Information shown:
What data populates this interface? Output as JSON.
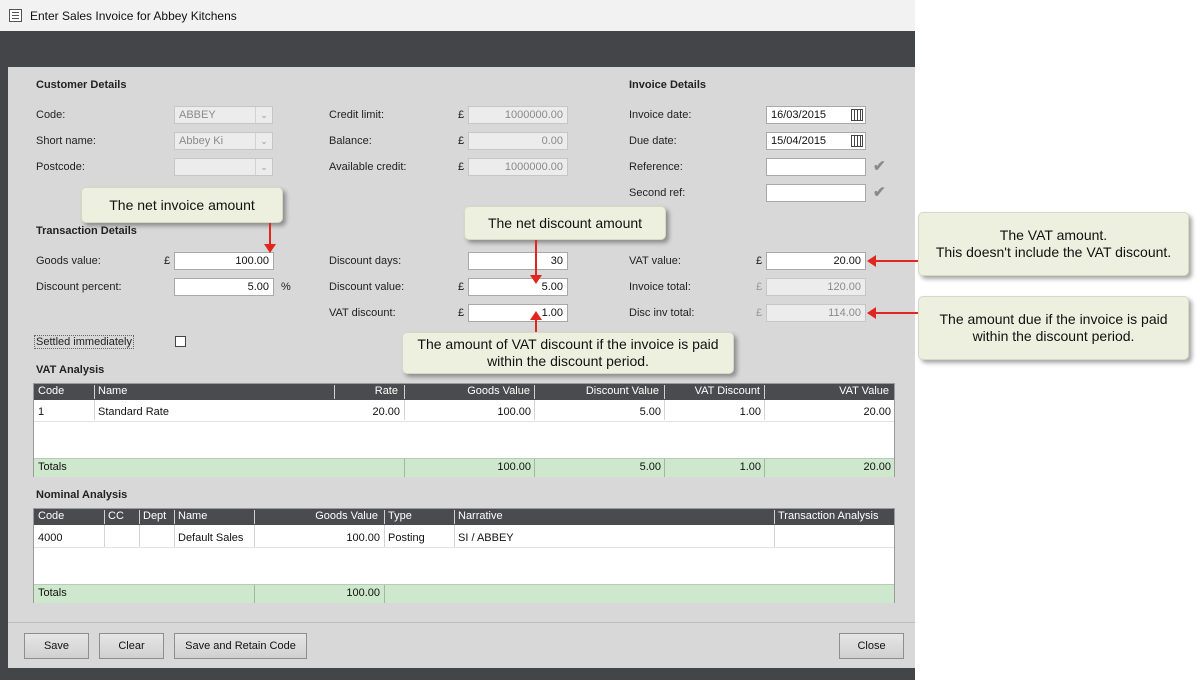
{
  "window": {
    "title": "Enter Sales Invoice for Abbey Kitchens"
  },
  "customer": {
    "heading": "Customer Details",
    "code_label": "Code:",
    "code_value": "ABBEY",
    "short_name_label": "Short name:",
    "short_name_value": "Abbey Ki",
    "postcode_label": "Postcode:",
    "postcode_value": "",
    "credit_limit_label": "Credit limit:",
    "credit_limit_value": "1000000.00",
    "balance_label": "Balance:",
    "balance_value": "0.00",
    "available_credit_label": "Available credit:",
    "available_credit_value": "1000000.00",
    "currency": "£"
  },
  "invoice": {
    "heading": "Invoice Details",
    "invoice_date_label": "Invoice date:",
    "invoice_date_value": "16/03/2015",
    "due_date_label": "Due date:",
    "due_date_value": "15/04/2015",
    "reference_label": "Reference:",
    "reference_value": "",
    "second_ref_label": "Second ref:",
    "second_ref_value": ""
  },
  "transaction": {
    "heading": "Transaction Details",
    "goods_value_label": "Goods value:",
    "goods_value": "100.00",
    "discount_percent_label": "Discount percent:",
    "discount_percent": "5.00",
    "percent_sign": "%",
    "discount_days_label": "Discount days:",
    "discount_days": "30",
    "discount_value_label": "Discount value:",
    "discount_value": "5.00",
    "vat_discount_label": "VAT discount:",
    "vat_discount": "1.00",
    "vat_value_label": "VAT value:",
    "vat_value": "20.00",
    "invoice_total_label": "Invoice total:",
    "invoice_total": "120.00",
    "disc_inv_total_label": "Disc inv total:",
    "disc_inv_total": "114.00",
    "settled_label": "Settled immediately"
  },
  "vat_analysis": {
    "heading": "VAT Analysis",
    "columns": [
      "Code",
      "Name",
      "Rate",
      "Goods Value",
      "Discount Value",
      "VAT Discount",
      "VAT Value"
    ],
    "rows": [
      {
        "code": "1",
        "name": "Standard Rate",
        "rate": "20.00",
        "goods": "100.00",
        "discount": "5.00",
        "vat_discount": "1.00",
        "vat": "20.00"
      }
    ],
    "totals_label": "Totals",
    "totals": {
      "goods": "100.00",
      "discount": "5.00",
      "vat_discount": "1.00",
      "vat": "20.00"
    }
  },
  "nominal_analysis": {
    "heading": "Nominal Analysis",
    "columns": [
      "Code",
      "CC",
      "Dept",
      "Name",
      "Goods Value",
      "Type",
      "Narrative",
      "Transaction Analysis"
    ],
    "rows": [
      {
        "code": "4000",
        "cc": "",
        "dept": "",
        "name": "Default Sales",
        "goods": "100.00",
        "type": "Posting",
        "narrative": "SI / ABBEY",
        "analysis": ""
      }
    ],
    "totals_label": "Totals",
    "totals": {
      "goods": "100.00"
    }
  },
  "buttons": {
    "save": "Save",
    "clear": "Clear",
    "save_retain": "Save and Retain Code",
    "close": "Close"
  },
  "callouts": {
    "net_invoice": "The net invoice amount",
    "net_discount": "The net discount amount",
    "vat_discount_line1": "The amount of VAT discount if the invoice is paid",
    "vat_discount_line2": "within the discount period.",
    "vat_amount_line1": "The VAT amount.",
    "vat_amount_line2": "This doesn't include the VAT discount.",
    "amount_due_line1": "The amount due if the invoice is paid",
    "amount_due_line2": "within the discount period."
  },
  "colors": {
    "arrow": "#e0261f",
    "header_bg": "#4a4b4e",
    "totals_bg": "#cde8cc",
    "callout_bg": "#eef0df"
  },
  "icons": [
    "window-form-icon",
    "calendar-icon",
    "checkmark-icon",
    "dropdown-chevron-icon"
  ]
}
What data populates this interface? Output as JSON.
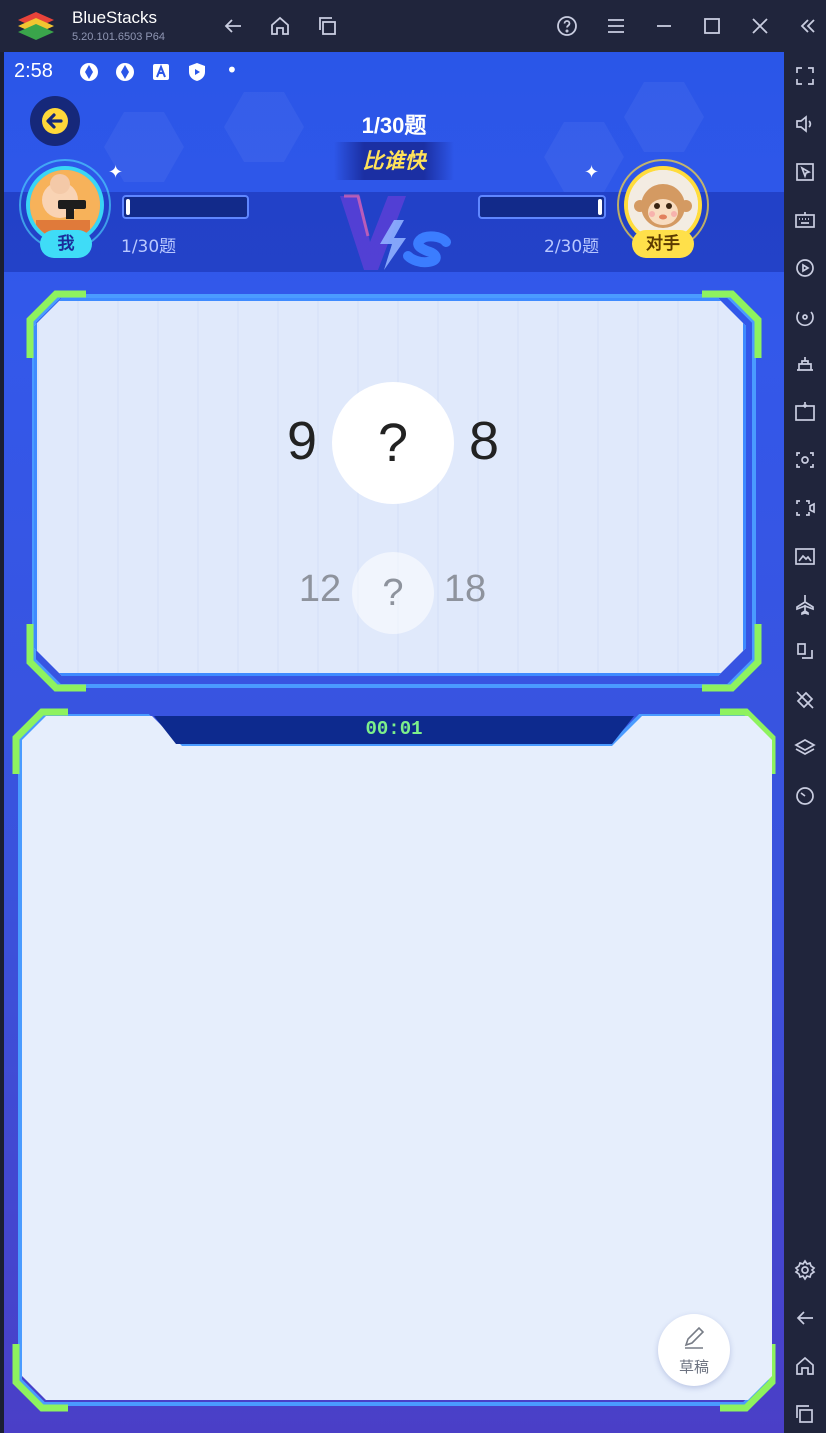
{
  "window": {
    "app_name": "BlueStacks",
    "version": "5.20.101.6503  P64"
  },
  "status_bar": {
    "time": "2:58",
    "dot": "•"
  },
  "game": {
    "progress": "1/30题",
    "mode": "比谁快",
    "player_me": {
      "name": "我",
      "count": "1/30题",
      "progress_fraction": 0.03
    },
    "player_opponent": {
      "name": "对手",
      "count": "2/30题",
      "progress_fraction": 0.03
    }
  },
  "question": {
    "current": {
      "left": "9",
      "operator": "?",
      "right": "8"
    },
    "next": {
      "left": "12",
      "operator": "?",
      "right": "18"
    }
  },
  "answer_area": {
    "timer": "00:01",
    "draft_label": "草稿"
  },
  "colors": {
    "accent": "#3f8bff",
    "frame_green": "#8ef25f",
    "timer_green": "#7df08a",
    "me_tag": "#3fdcf7",
    "opponent_tag": "#ffe04a"
  }
}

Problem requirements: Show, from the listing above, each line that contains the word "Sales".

Task response:
    "title": "Enter Sales Invoice for Abbey Kitchens"
        "name": "Default Sales",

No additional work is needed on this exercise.